SADC Parliamentarians at the National Focus Group in of the Parliament of Zambia.
On the weekend of 24-26 February 2017, AWEPA hosted the third National Focus Group of the project, Strengthening SADC parliamentary engagement in the budget process, in Chisamba, Zambia. Participants included Chairpersons of parliamentary committees, long tenured MPs and staff, including the Deputy Clerk.
The National Focus Group was opened and objectives clarified by Hon. Kabanda, the Chairperson of the Committee on Local Government. These included (a) to clarify understanding among Members and staff on the parliament’s role in the budget process, and share related information; (b) to facilitate reflection on parliament’s current oversight function in the budget process with a view towards future strengthening; and (c) to begin the process of collaboratively identifying and evaluating strategies of engagement in the budget process, in preparation for the Regional Seminar planned for May 2017.
The Focus Group was structured by the categories of data collected by the AWEPA team in November, 2016, including discussion on the history of the parliament, time available for budgetary engagement, and staff capacity, to name just a few. The last session was structured as one in which a ‘Way Forward’ was plotted with the combined input from all participants and aggregated from suggested action points raised in previous sessions.

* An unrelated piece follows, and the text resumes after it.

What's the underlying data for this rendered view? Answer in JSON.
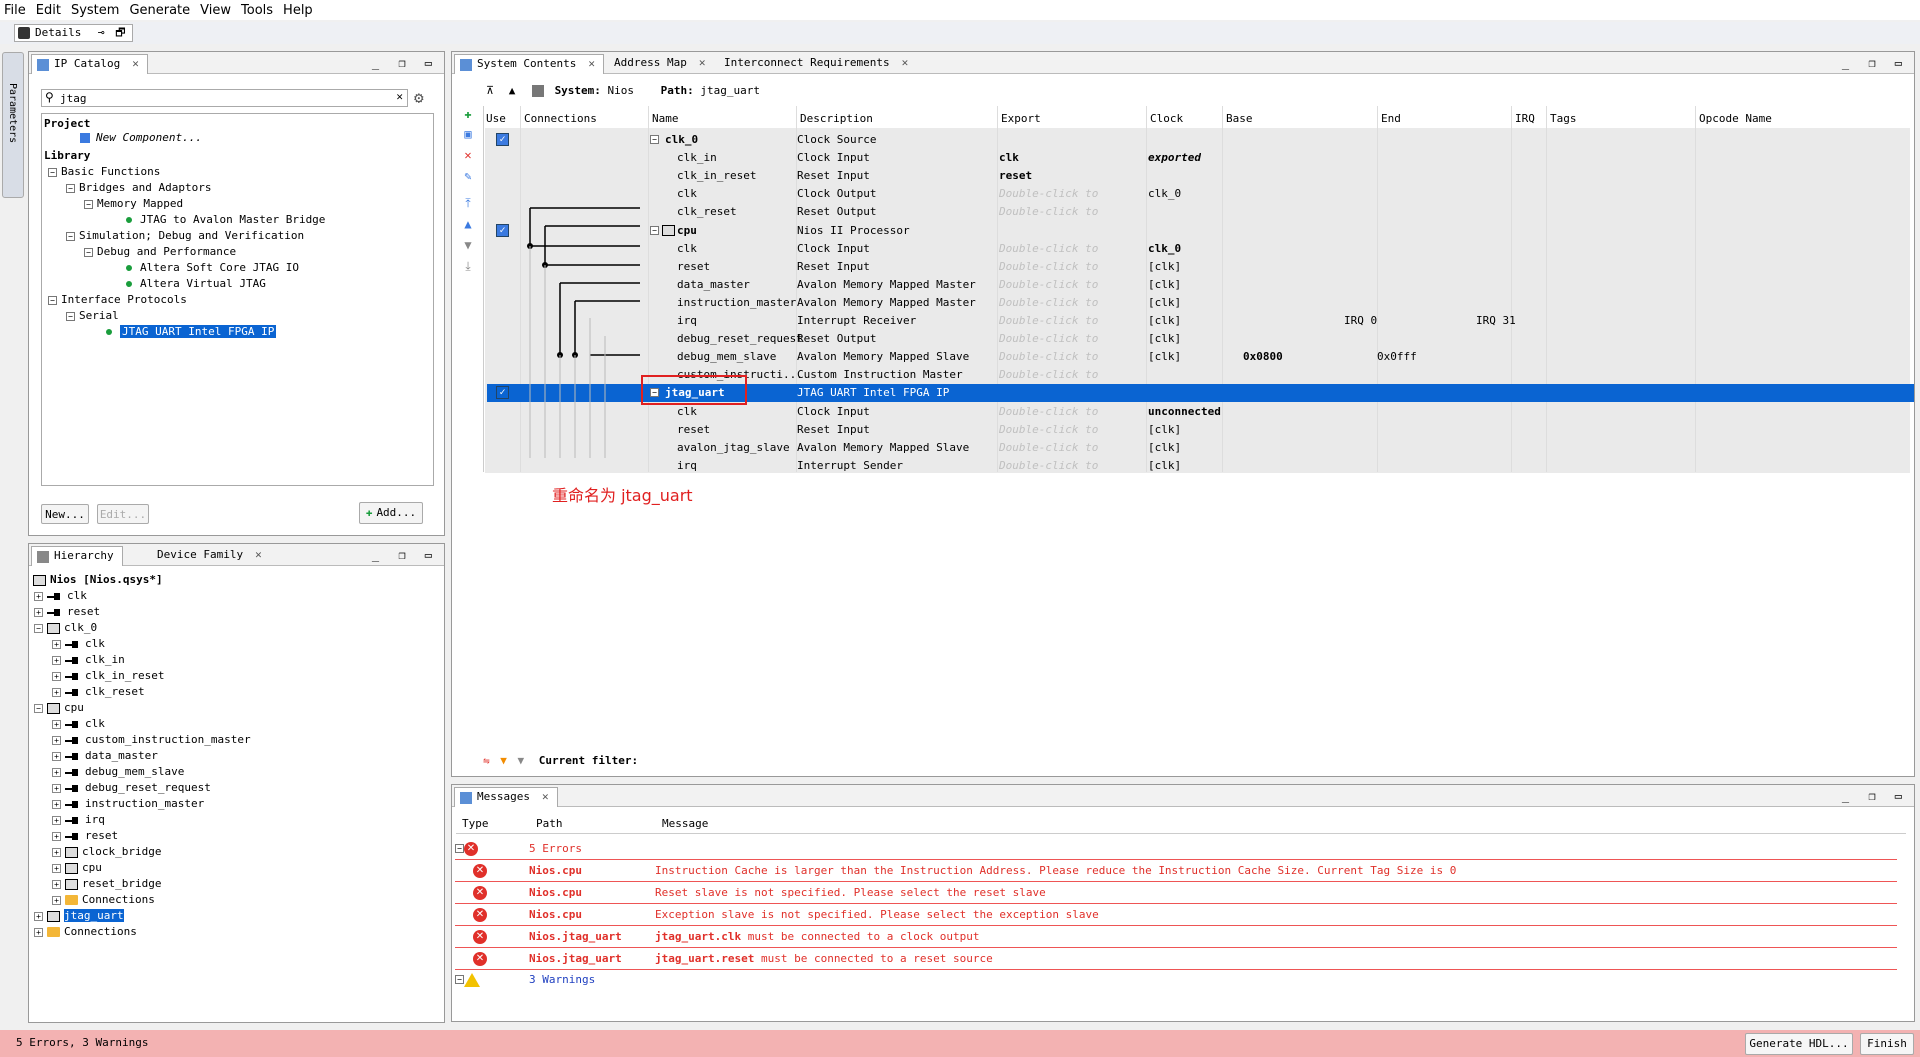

The Focus Group presented a unique opportunity for staff and MPs to dedicate time to reflecting on how the parliament was engaging in the budget. This was done by looking to its historical development as well as looking forward – to where it would like to see itself. Among MPs present and the staff, there was overwhelming desire to strengthen the extent and quality of engagement at the formulation and implementation stages of the budget. One of the final questions posed by AWEPA was whether the parliament was working to increase its engagement in the budget in order to influence it or rather, in order to understand the budget better to facilitate better monitoring and scrutiny. One of the budget office staff responded that the two aims were not mutually exclusive, “as one understands the budget for monitoring and scrutiny, we expect better budget outcomes, and therefore, do influence the budget.”
At the end, a list of nineteen action points was compiled and adopted by those present, to work towards implementation in the parliament. The process was confirmed to be officially sanctioned by the Speaker, which confirmed the legitimacy of the process.